Work to complete: Each line of the records containing "Stappenplan" is to be copied out and returned.

##### Records #####

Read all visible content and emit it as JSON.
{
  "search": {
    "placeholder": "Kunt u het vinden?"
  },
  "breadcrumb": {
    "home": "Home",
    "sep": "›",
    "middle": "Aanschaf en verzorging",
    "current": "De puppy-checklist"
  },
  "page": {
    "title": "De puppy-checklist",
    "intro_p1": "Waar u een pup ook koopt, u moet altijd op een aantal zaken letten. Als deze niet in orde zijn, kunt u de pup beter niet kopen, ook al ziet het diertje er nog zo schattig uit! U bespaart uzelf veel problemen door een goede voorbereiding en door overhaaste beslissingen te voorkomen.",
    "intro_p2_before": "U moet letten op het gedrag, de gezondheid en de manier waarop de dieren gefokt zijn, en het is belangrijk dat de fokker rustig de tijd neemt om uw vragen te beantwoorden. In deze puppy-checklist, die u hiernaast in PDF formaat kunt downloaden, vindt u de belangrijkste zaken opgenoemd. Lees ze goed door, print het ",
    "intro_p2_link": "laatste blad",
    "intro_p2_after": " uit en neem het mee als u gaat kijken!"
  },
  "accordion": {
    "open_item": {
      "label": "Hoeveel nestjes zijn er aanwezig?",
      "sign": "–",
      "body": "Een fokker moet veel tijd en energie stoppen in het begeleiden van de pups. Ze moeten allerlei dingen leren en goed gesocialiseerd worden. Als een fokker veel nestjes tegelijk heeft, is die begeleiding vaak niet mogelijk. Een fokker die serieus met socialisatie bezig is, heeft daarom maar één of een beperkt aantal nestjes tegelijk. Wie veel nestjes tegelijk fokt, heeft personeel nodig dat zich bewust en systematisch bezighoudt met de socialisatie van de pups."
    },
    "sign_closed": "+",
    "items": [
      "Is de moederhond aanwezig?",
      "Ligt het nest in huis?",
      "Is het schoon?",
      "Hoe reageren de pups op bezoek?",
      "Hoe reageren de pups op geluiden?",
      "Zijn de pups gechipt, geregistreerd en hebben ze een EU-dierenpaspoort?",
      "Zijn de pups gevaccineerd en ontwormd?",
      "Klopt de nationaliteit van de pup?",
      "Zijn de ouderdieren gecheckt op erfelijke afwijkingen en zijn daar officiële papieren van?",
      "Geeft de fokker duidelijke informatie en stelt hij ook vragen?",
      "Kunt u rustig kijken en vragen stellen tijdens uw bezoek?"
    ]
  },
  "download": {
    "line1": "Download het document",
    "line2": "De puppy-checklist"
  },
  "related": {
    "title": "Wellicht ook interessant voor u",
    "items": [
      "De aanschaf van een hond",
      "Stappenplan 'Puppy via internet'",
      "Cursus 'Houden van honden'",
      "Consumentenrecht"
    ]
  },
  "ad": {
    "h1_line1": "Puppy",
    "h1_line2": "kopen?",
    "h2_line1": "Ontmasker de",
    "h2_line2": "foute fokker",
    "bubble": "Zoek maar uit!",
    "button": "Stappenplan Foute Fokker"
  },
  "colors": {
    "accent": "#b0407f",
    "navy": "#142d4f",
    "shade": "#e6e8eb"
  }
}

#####

Solution to this problem:
      "Stappenplan 'Puppy via internet'",
    "button": "Stappenplan Foute Fokker"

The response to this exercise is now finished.